* [Task]:
Go line by line through the entries below and copy those containing the string "icon".

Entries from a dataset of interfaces
[Start of section]

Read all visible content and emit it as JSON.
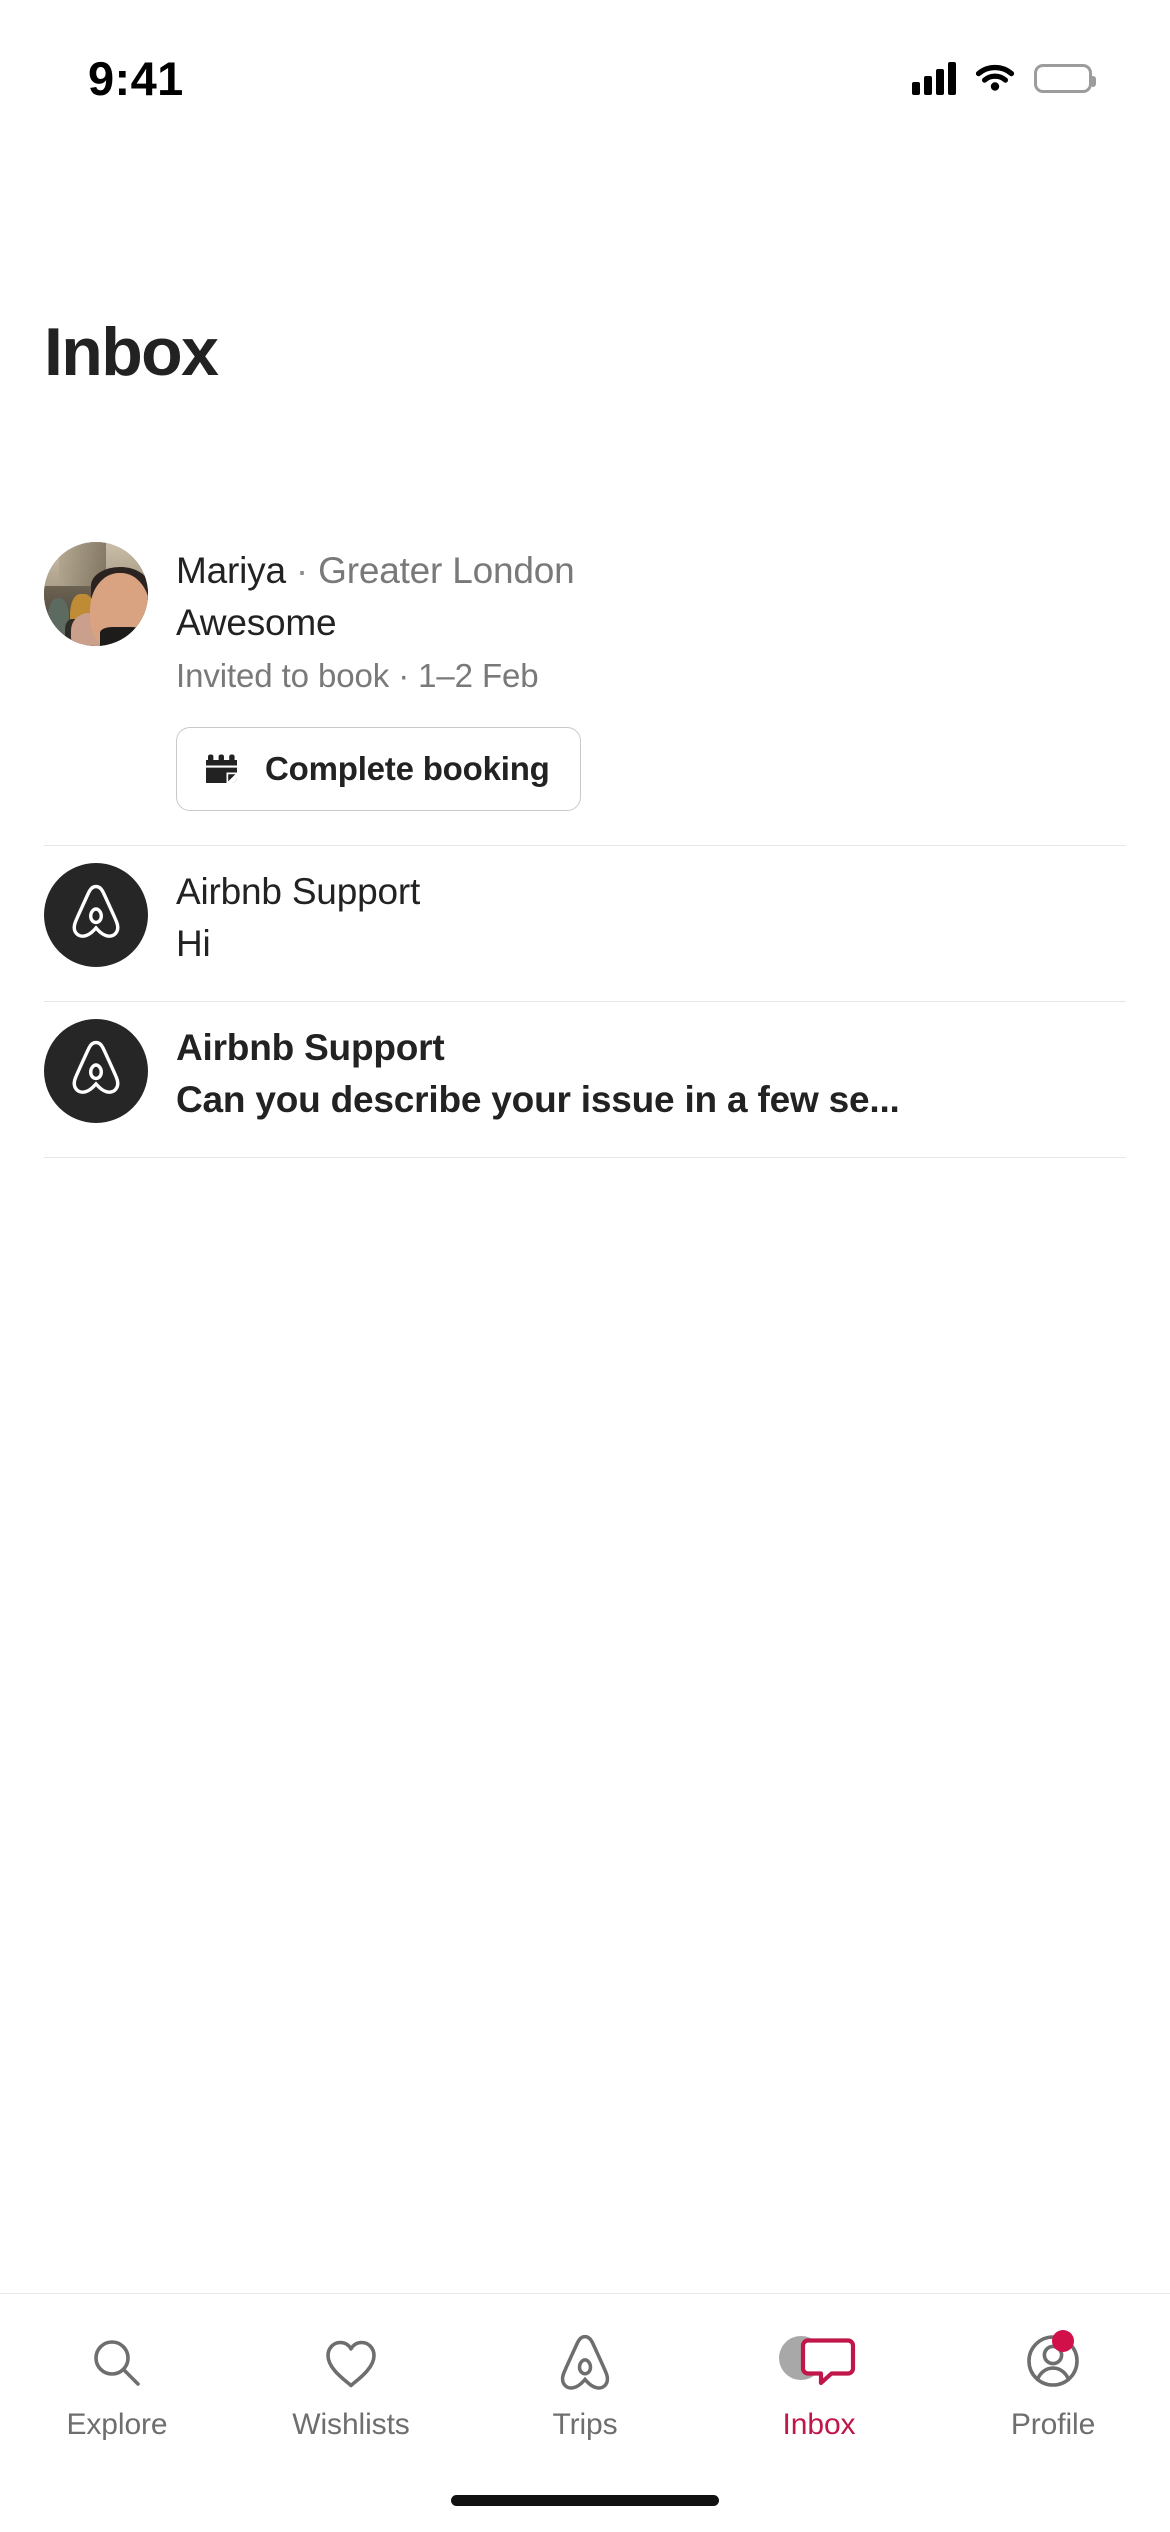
{
  "status_bar": {
    "time": "9:41",
    "signal_icon": "cellular-signal-icon",
    "wifi_icon": "wifi-icon",
    "battery_icon": "battery-full-icon"
  },
  "header": {
    "title": "Inbox"
  },
  "threads": [
    {
      "id": "mariya",
      "avatar_type": "photo",
      "avatar_name": "avatar-mariya-photo",
      "name": "Mariya",
      "separator": "·",
      "location": "Greater London",
      "preview": "Awesome",
      "meta": "Invited to book · 1–2 Feb",
      "unread": false,
      "cta": {
        "label": "Complete booking",
        "icon": "calendar-icon"
      }
    },
    {
      "id": "support-hi",
      "avatar_type": "belo",
      "avatar_name": "avatar-airbnb-support",
      "name": "Airbnb Support",
      "preview": "Hi",
      "unread": false
    },
    {
      "id": "support-issue",
      "avatar_type": "belo",
      "avatar_name": "avatar-airbnb-support",
      "name": "Airbnb Support",
      "preview": "Can you describe your issue in a few se...",
      "unread": true
    }
  ],
  "tab_bar": {
    "active": "Inbox",
    "accent_color": "#C1164A",
    "inactive_color": "#6E6E6E",
    "badge_color": "#D1104A",
    "items": [
      {
        "label": "Explore",
        "icon": "search-icon",
        "active": false,
        "badge": false
      },
      {
        "label": "Wishlists",
        "icon": "heart-icon",
        "active": false,
        "badge": false
      },
      {
        "label": "Trips",
        "icon": "airbnb-belo-icon",
        "active": false,
        "badge": false
      },
      {
        "label": "Inbox",
        "icon": "message-bubble-icon",
        "active": true,
        "badge": false
      },
      {
        "label": "Profile",
        "icon": "user-circle-icon",
        "active": false,
        "badge": true
      }
    ]
  }
}
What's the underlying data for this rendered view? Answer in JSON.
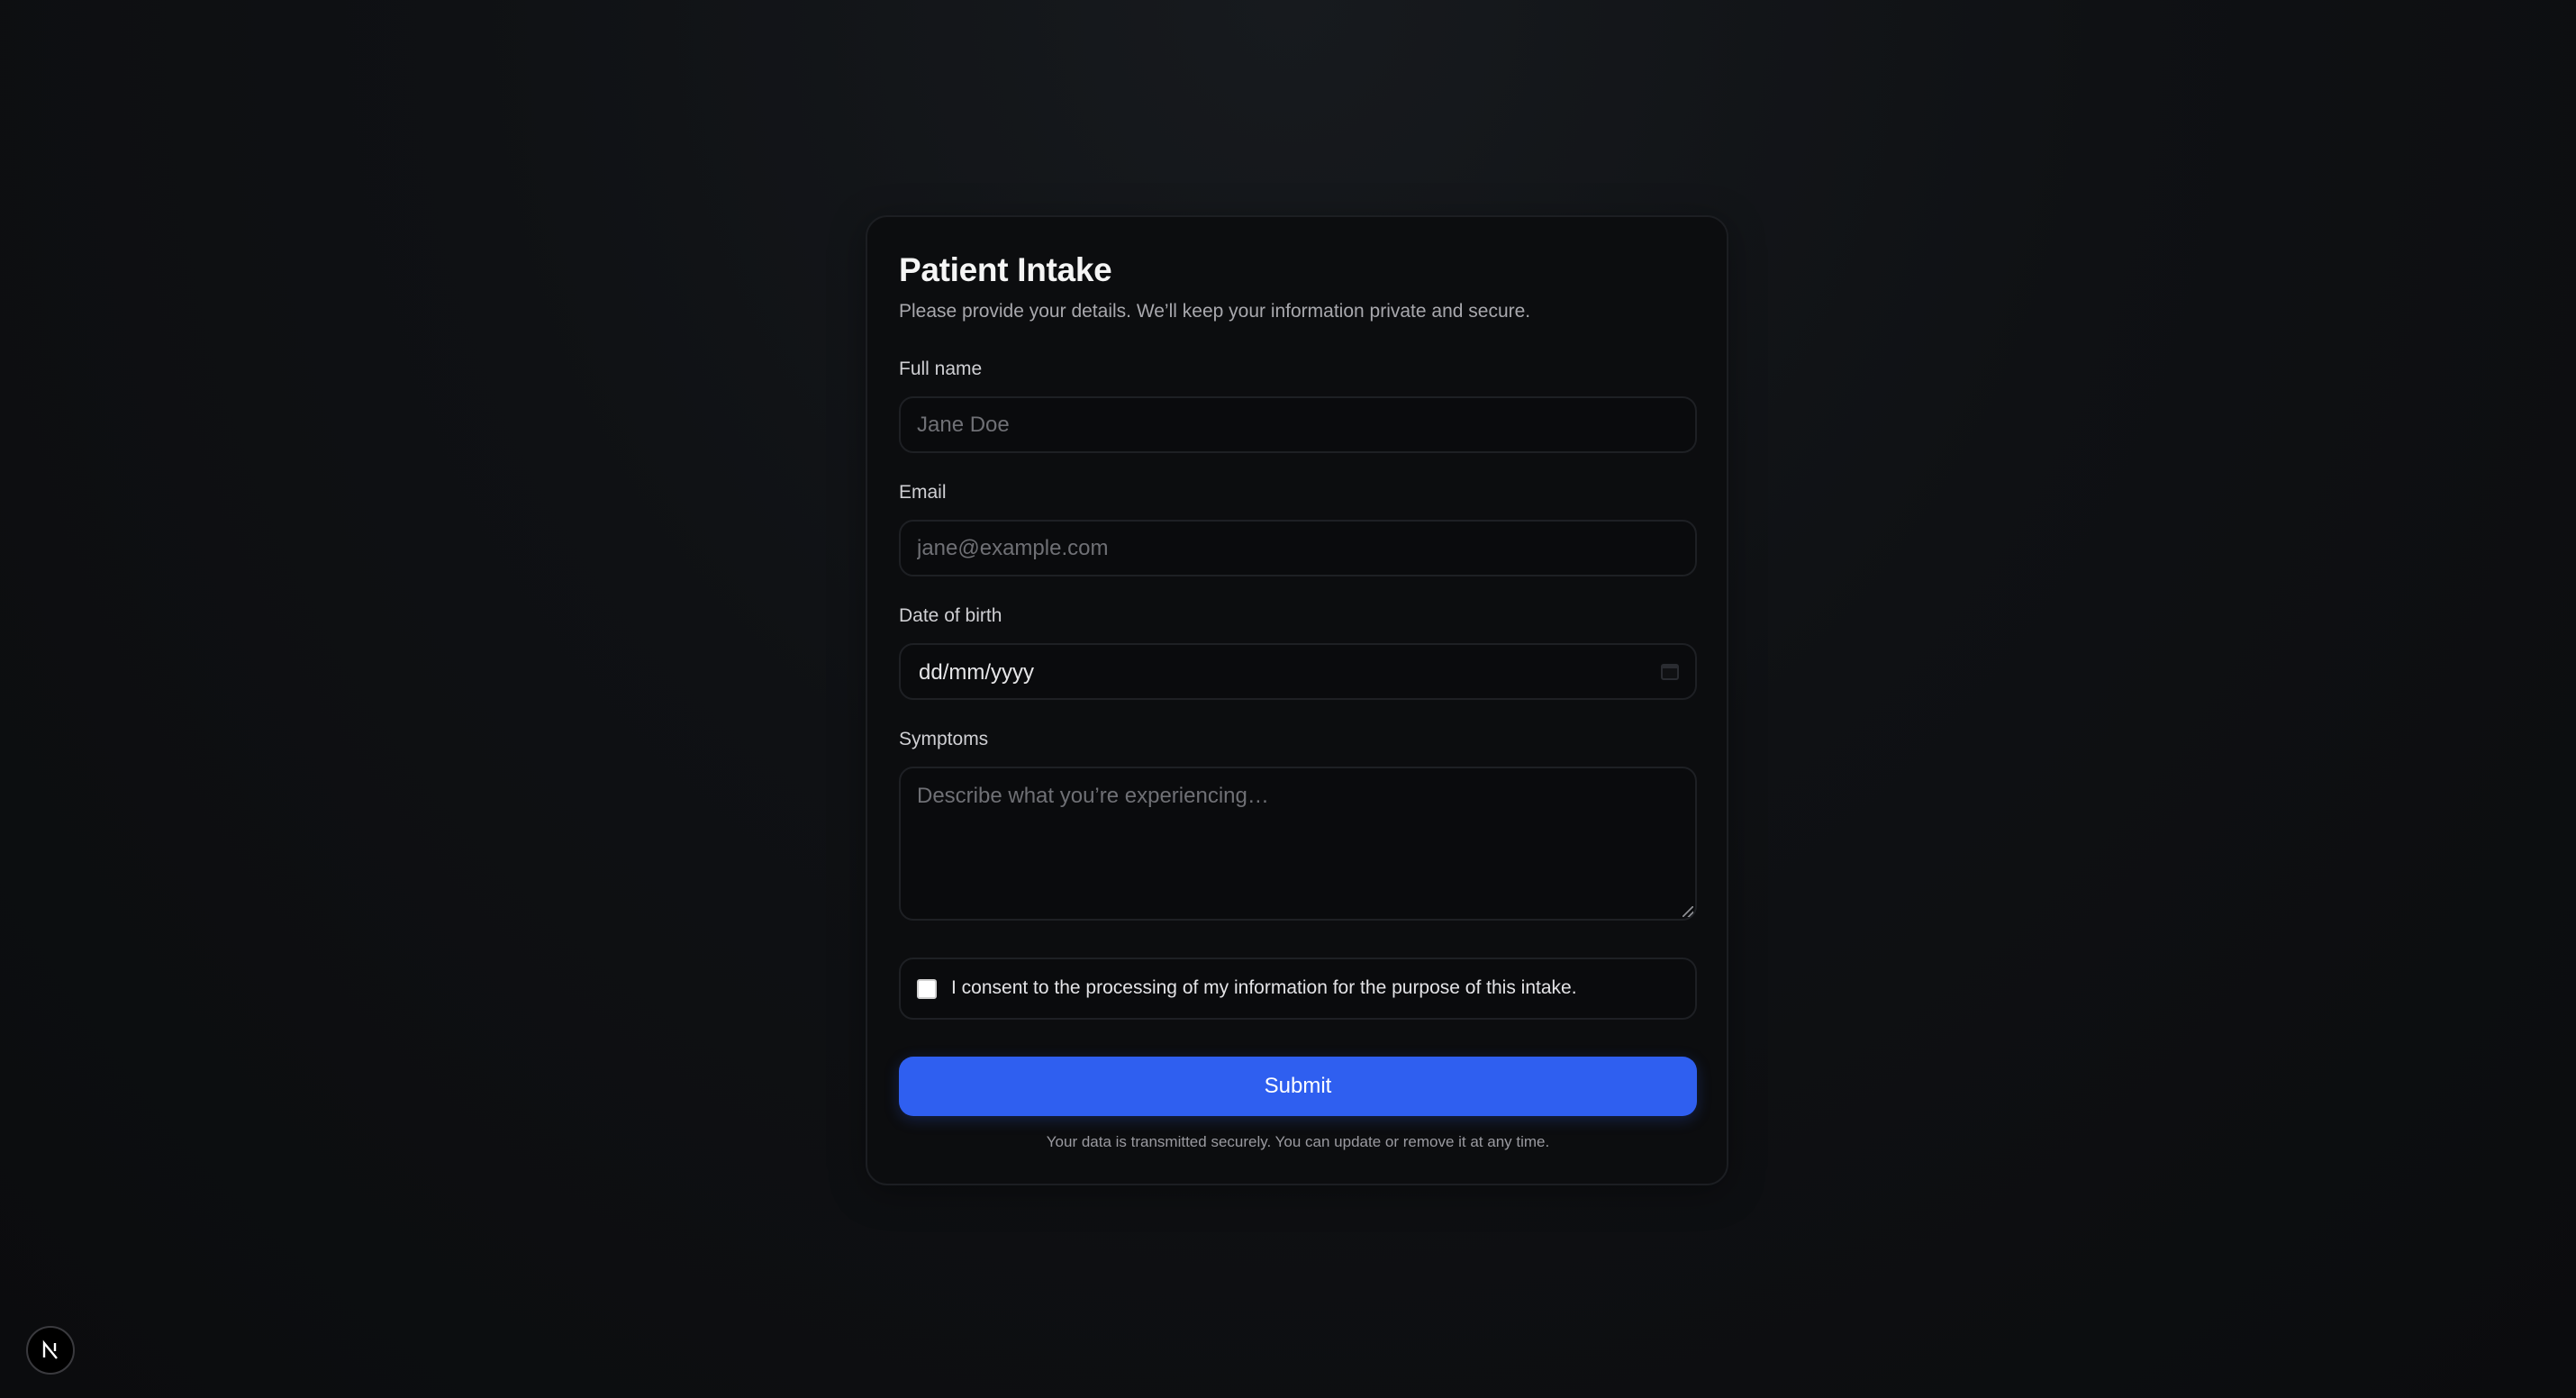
{
  "form": {
    "title": "Patient Intake",
    "subtitle": "Please provide your details. We’ll keep your information private and secure.",
    "fields": {
      "full_name": {
        "label": "Full name",
        "value": "",
        "placeholder": "Jane Doe"
      },
      "email": {
        "label": "Email",
        "value": "",
        "placeholder": "jane@example.com"
      },
      "dob": {
        "label": "Date of birth",
        "display": "dd/mm/yyyy",
        "icon": "calendar-icon"
      },
      "symptoms": {
        "label": "Symptoms",
        "value": "",
        "placeholder": "Describe what you’re experiencing…"
      }
    },
    "consent": {
      "checked": false,
      "label": "I consent to the processing of my information for the purpose of this intake."
    },
    "submit_label": "Submit",
    "footnote": "Your data is transmitted securely. You can update or remove it at any time."
  },
  "dev_indicator": {
    "glyph": "N",
    "icon": "nextjs-logo-icon"
  },
  "colors": {
    "background": "#0f1114",
    "card": "#0c0d0f",
    "accent": "#2f5ff0",
    "text": "#ededed",
    "muted": "#a8a8ad"
  }
}
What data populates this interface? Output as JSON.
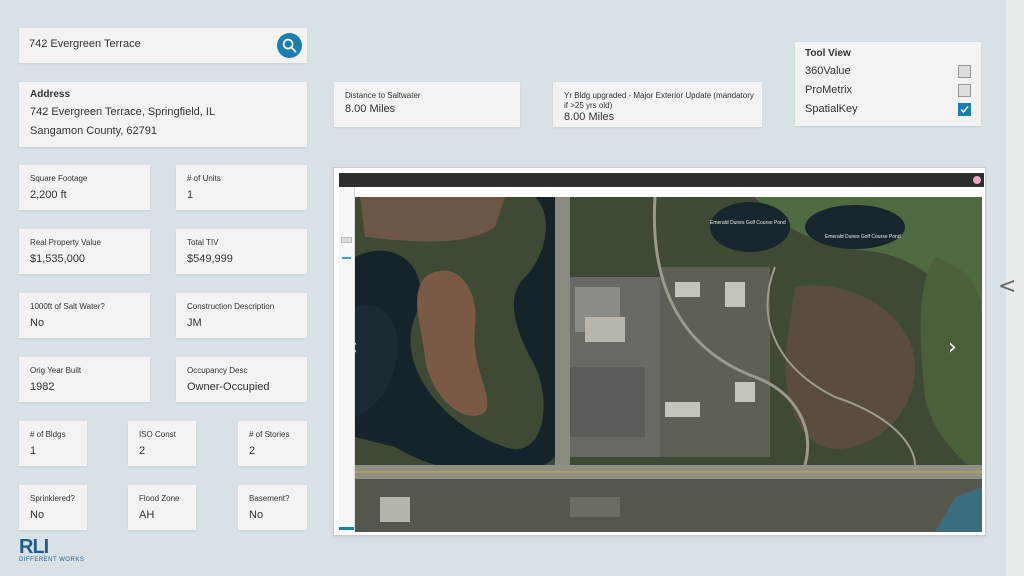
{
  "search": {
    "value": "742 Evergreen Terrace",
    "icon": "search-icon"
  },
  "address": {
    "heading": "Address",
    "line1": "742 Evergreen Terrace, Springfield, IL",
    "line2": "Sangamon County, 62791"
  },
  "distance": {
    "label": "Distance to Saltwater",
    "value": "8.00 Miles"
  },
  "yr_upgraded": {
    "label": "Yr Bldg upgraded - Major Exterior Update (mandatory if >25 yrs old)",
    "value": "8.00 Miles"
  },
  "tool_view": {
    "heading": "Tool View",
    "options": [
      {
        "label": "360Value",
        "checked": false
      },
      {
        "label": "ProMetrix",
        "checked": false
      },
      {
        "label": "SpatialKey",
        "checked": true
      }
    ]
  },
  "fields": {
    "sqft": {
      "label": "Square Footage",
      "value": "2,200 ft"
    },
    "units": {
      "label": "# of Units",
      "value": "1"
    },
    "rpv": {
      "label": "Real Property Value",
      "value": "$1,535,000"
    },
    "tiv": {
      "label": "Total TIV",
      "value": "$549,999"
    },
    "saltwater": {
      "label": "1000ft of Salt Water?",
      "value": "No"
    },
    "construction": {
      "label": "Construction Description",
      "value": "JM"
    },
    "year_built": {
      "label": "Orig Year Built",
      "value": "1982"
    },
    "occupancy": {
      "label": "Occupancy Desc",
      "value": "Owner-Occupied"
    },
    "bldgs": {
      "label": "# of Bldgs",
      "value": "1"
    },
    "iso": {
      "label": "ISO Const",
      "value": "2"
    },
    "stories": {
      "label": "# of Stories",
      "value": "2"
    },
    "sprinklered": {
      "label": "Sprinklered?",
      "value": "No"
    },
    "flood": {
      "label": "Flood Zone",
      "value": "AH"
    },
    "basement": {
      "label": "Basement?",
      "value": "No"
    }
  },
  "map": {
    "labels": [
      "Emerald Dunes Golf Course Pond",
      "Emerald Dunes Golf Course Pond"
    ],
    "prev_arrow": "‹",
    "next_arrow": "›"
  },
  "collapse_glyph": "<",
  "logo": {
    "mark": "RLI",
    "tagline": "DIFFERENT WORKS"
  },
  "colors": {
    "accent": "#1a7fae",
    "background": "#d8e1e6",
    "card": "#f3f3f3",
    "brand": "#1f5f8b"
  }
}
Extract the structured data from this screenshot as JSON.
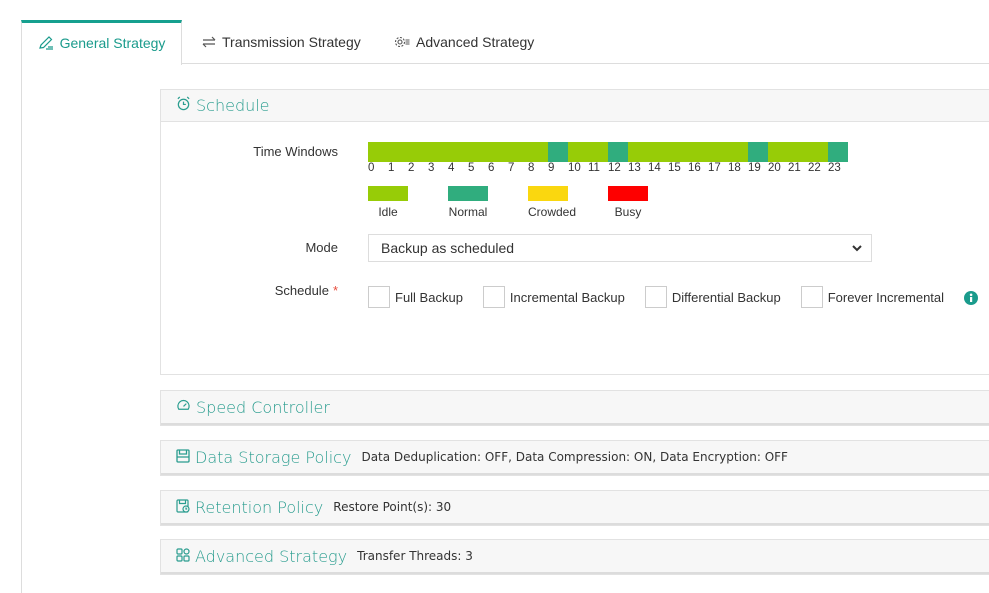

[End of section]

* [Completed task]:
    "signal_icon": "cellular-signal-icon",
    "wifi_icon": "wifi-icon",
    "battery_icon": "battery-full-icon"
        "icon": "calendar-icon"
        "icon": "search-icon",
        "icon": "heart-icon",
        "icon": "airbnb-belo-icon",
        "icon": "message-bubble-icon",
        "icon": "user-circle-icon",
        "icon": "calendar-icon"
    "icon": "nextjs-logo-icon"
    "icon": "search-icon"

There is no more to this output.